* Task directions: Each record has to be repeated exactly as given.

Excerpts from an interface dataset:
+ + + +
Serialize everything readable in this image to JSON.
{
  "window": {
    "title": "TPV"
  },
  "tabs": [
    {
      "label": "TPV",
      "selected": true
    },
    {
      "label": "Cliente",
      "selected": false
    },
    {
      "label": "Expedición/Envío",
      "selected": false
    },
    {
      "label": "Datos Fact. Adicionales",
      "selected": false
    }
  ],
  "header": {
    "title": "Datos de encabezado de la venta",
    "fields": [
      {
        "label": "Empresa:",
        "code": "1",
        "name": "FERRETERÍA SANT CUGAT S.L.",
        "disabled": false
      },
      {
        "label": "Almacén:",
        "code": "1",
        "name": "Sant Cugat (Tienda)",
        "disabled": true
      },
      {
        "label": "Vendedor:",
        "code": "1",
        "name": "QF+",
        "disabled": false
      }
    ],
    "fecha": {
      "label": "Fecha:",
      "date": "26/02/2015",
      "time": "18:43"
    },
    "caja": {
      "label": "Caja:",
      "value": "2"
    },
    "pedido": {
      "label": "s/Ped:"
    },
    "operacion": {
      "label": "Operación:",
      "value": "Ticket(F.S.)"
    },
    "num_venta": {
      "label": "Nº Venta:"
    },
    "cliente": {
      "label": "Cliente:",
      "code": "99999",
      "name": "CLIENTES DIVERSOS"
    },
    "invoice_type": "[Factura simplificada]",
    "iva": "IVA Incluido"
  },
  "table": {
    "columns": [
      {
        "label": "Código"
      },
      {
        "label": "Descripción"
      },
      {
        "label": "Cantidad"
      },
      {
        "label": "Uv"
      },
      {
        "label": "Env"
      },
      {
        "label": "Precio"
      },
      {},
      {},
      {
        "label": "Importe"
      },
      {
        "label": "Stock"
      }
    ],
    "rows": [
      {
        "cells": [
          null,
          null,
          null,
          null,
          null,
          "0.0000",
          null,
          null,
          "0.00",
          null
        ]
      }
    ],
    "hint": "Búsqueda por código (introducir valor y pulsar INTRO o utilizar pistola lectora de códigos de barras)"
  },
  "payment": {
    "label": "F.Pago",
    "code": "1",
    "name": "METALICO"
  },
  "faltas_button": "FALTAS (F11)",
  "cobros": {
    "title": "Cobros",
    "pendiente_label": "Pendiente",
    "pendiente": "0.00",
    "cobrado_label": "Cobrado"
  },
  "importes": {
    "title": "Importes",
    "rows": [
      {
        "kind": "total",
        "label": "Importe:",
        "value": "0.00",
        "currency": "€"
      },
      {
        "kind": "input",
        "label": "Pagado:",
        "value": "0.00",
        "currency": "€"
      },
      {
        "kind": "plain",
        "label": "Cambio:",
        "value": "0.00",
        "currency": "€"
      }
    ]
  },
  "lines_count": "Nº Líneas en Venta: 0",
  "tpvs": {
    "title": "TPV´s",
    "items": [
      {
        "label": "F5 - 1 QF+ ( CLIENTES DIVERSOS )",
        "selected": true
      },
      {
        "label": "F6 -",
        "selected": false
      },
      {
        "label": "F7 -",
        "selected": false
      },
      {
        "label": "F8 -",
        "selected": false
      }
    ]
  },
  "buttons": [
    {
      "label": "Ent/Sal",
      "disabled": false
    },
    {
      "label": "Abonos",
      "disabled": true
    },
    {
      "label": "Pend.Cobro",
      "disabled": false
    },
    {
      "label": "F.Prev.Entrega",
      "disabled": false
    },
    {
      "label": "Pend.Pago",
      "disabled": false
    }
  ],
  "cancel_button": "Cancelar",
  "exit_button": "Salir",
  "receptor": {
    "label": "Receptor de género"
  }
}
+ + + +
* Your solution:
Serialize everything readable in this image to JSON.
{
  "window": {
    "title": "TPV"
  },
  "tabs": [
    {
      "label": "TPV",
      "selected": true
    },
    {
      "label": "Cliente",
      "selected": false
    },
    {
      "label": "Expedición/Envío",
      "selected": false
    },
    {
      "label": "Datos Fact. Adicionales",
      "selected": false
    }
  ],
  "header": {
    "title": "Datos de encabezado de la venta",
    "fields": [
      {
        "label": "Empresa:",
        "code": "1",
        "name": "FERRETERÍA SANT CUGAT S.L.",
        "disabled": false
      },
      {
        "label": "Almacén:",
        "code": "1",
        "name": "Sant Cugat (Tienda)",
        "disabled": true
      },
      {
        "label": "Vendedor:",
        "code": "1",
        "name": "QF+",
        "disabled": false
      }
    ],
    "fecha": {
      "label": "Fecha:",
      "date": "26/02/2015",
      "time": "18:43"
    },
    "caja": {
      "label": "Caja:",
      "value": "2"
    },
    "pedido": {
      "label": "s/Ped:"
    },
    "operacion": {
      "label": "Operación:",
      "value": "Ticket(F.S.)"
    },
    "num_venta": {
      "label": "Nº Venta:"
    },
    "cliente": {
      "label": "Cliente:",
      "code": "99999",
      "name": "CLIENTES DIVERSOS"
    },
    "invoice_type": "[Factura simplificada]",
    "iva": "IVA Incluido"
  },
  "table": {
    "columns": [
      {
        "label": "Código"
      },
      {
        "label": "Descripción"
      },
      {
        "label": "Cantidad"
      },
      {
        "label": "Uv"
      },
      {
        "label": "Env"
      },
      {
        "label": "Precio"
      },
      {},
      {},
      {
        "label": "Importe"
      },
      {
        "label": "Stock"
      }
    ],
    "rows": [
      {
        "cells": [
          null,
          null,
          null,
          null,
          null,
          "0.0000",
          null,
          null,
          "0.00",
          null
        ]
      }
    ],
    "hint": "Búsqueda por código (introducir valor y pulsar INTRO o utilizar pistola lectora de códigos de barras)"
  },
  "payment": {
    "label": "F.Pago",
    "code": "1",
    "name": "METALICO"
  },
  "faltas_button": "FALTAS (F11)",
  "cobros": {
    "title": "Cobros",
    "pendiente_label": "Pendiente",
    "pendiente": "0.00",
    "cobrado_label": "Cobrado"
  },
  "importes": {
    "title": "Importes",
    "rows": [
      {
        "kind": "total",
        "label": "Importe:",
        "value": "0.00",
        "currency": "€"
      },
      {
        "kind": "input",
        "label": "Pagado:",
        "value": "0.00",
        "currency": "€"
      },
      {
        "kind": "plain",
        "label": "Cambio:",
        "value": "0.00",
        "currency": "€"
      }
    ]
  },
  "lines_count": "Nº Líneas en Venta: 0",
  "tpvs": {
    "title": "TPV´s",
    "items": [
      {
        "label": "F5 - 1 QF+ ( CLIENTES DIVERSOS )",
        "selected": true
      },
      {
        "label": "F6 -",
        "selected": false
      },
      {
        "label": "F7 -",
        "selected": false
      },
      {
        "label": "F8 -",
        "selected": false
      }
    ]
  },
  "buttons": [
    {
      "label": "Ent/Sal",
      "disabled": false
    },
    {
      "label": "Abonos",
      "disabled": true
    },
    {
      "label": "Pend.Cobro",
      "disabled": false
    },
    {
      "label": "F.Prev.Entrega",
      "disabled": false
    },
    {
      "label": "Pend.Pago",
      "disabled": false
    }
  ],
  "cancel_button": "Cancelar",
  "exit_button": "Salir",
  "receptor": {
    "label": "Receptor de género"
  }
}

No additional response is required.